The third article in our Beyond the Pandemic series... In many ways, Florida's workforce looks starkly different from when it first entered the pandemic over a year ago. Challenges with controlling the spread of COVID-19 precipitated the widespread use of remote work and other digital formats across the state. These changes accelerated workforce trends that were present before COVID-19 (such as automation) and now foreshadow a future workforce that will constantly face disruption and displacement.
Supply chains are expansive networks of suppliers, manufacturers, distributors, and retailers that facilitate the movement of products to consumers.
FOR STUDENTS, LEARNING IS A CUMULATIVE PROCESS WHEREBY KNOWLEDGE AND SKILLS ARE DEVELOPED OVER SUCCESSIVE YEARS. As such, any sudden and large disruption to in-person instruction can have a cascading effect on student learning and life outcomes beyond formal education. Due to COVID-19, the unprecedented disruption in learning, especially for K-12 students, raises concerns about what unfinished learning may mean for academic achievement, mental health, and social development in the future. So what happens now?

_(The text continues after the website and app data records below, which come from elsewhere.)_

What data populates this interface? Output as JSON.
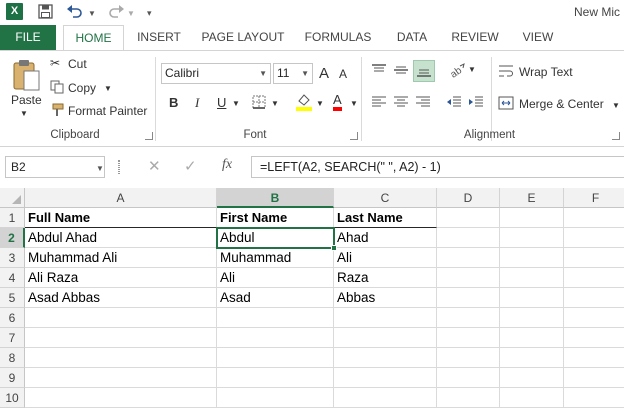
{
  "app": {
    "logo": "X",
    "title": "New Mic"
  },
  "quick_access": {
    "save_icon": "save-icon",
    "undo_icon": "undo-icon",
    "redo_icon": "redo-icon"
  },
  "tabs": [
    "FILE",
    "HOME",
    "INSERT",
    "PAGE LAYOUT",
    "FORMULAS",
    "DATA",
    "REVIEW",
    "VIEW"
  ],
  "clipboard": {
    "paste": "Paste",
    "cut": "Cut",
    "copy": "Copy",
    "format_painter": "Format Painter",
    "label": "Clipboard"
  },
  "font": {
    "name": "Calibri",
    "size": "11",
    "label": "Font",
    "bold": "B",
    "italic": "I",
    "underline": "U",
    "grow": "A",
    "shrink": "A",
    "font_color": "A",
    "fill_color": "#ffff00",
    "text_color": "#ff0000"
  },
  "alignment": {
    "wrap": "Wrap Text",
    "merge": "Merge & Center",
    "label": "Alignment"
  },
  "formula_bar": {
    "name_box": "B2",
    "fx": "fx",
    "formula": "=LEFT(A2, SEARCH(\" \", A2) - 1)"
  },
  "sheet": {
    "columns": [
      "A",
      "B",
      "C",
      "D",
      "E",
      "F"
    ],
    "rows": [
      "1",
      "2",
      "3",
      "4",
      "5",
      "6",
      "7",
      "8",
      "9",
      "10"
    ],
    "selected_cell": "B2",
    "cells": [
      [
        "Full Name",
        "First Name",
        "Last Name"
      ],
      [
        "Abdul Ahad",
        "Abdul",
        "Ahad"
      ],
      [
        "Muhammad Ali",
        "Muhammad",
        "Ali"
      ],
      [
        "Ali Raza",
        "Ali",
        "Raza"
      ],
      [
        "Asad Abbas",
        "Asad",
        "Abbas"
      ]
    ]
  },
  "colors": {
    "accent": "#217346"
  }
}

In the past year, the COVID-19 pandemic has greatly changed the world, with much of the country implementing various measures to minimize the negative health and economic impacts of widespread infection. State responses to the pandemic have been diverse and complex, with some instituting strict restrictions on businesses and others rolling back restrictions at a faster pace. At the same time, vaccine rollouts are accelerating, and state economic recoveries seem to be on varied paths with some approaching pre-pandemic levels of employment faster than others. The present analysis offers a cursory look at the relationship between state COVID-19 restrictions and their respective economic recoveries by running a preliminary correlation test between the two measures.
Florida’s economy depends in large part on the availability of reliable and affordable electric power. Like most states, Florida has a regulated energy market that considers electric power to be an essential service for its economic well-being.
Small businesses are major drivers in the U.S. economy, spurring local job creation and innovation while also fostering entrepreneurship among women, minorities, veterans, and other portions of the population.
As Florida continues to deal with the constantly changing COVID-19 pandemic, questions remain as to how the state will reverse one of the worst recessions in history while at the same time maintaining prudent public health and safety measures. The difficulty lies in the unequal manner in which the virus has wreaked havoc on the state’s various economic sectors. Due to the varied effects, understanding the nature and scope of each sector’s unique pandemic challenges is crucial to providing substantive policy recommendations going forward.
As the impacts of the COVID-19 pandemic continue to be felt by Florida’s businesses, non-profits, schools, colleges and universities, and healthcare providers, employers of all types are fearful of keeping their business open or reopening their business because of the threat of opportunistic, predatory, and expensive litigation resulting from alleged exposure to COVID-19 when they are taking proper precautions.
AS WE CLOSE OUT A TUMULTUOUS YEAR for Florida, defined by COVID-19 and its resulting disruptions to everyday life, we consider what may lie ahead for Florida’s economy in 2021. If there’s one thing assured for next year, it is that much economic uncertainty will persist against the backdrop of a constantly changing pandemic. Yet with several promising vaccines on the horizon and gradually improving labor market conditions, Florida looks poised to undergo the slow but steady process of economic rebuilding over the coming year.
College football teams serve as important economic drivers in their local communities.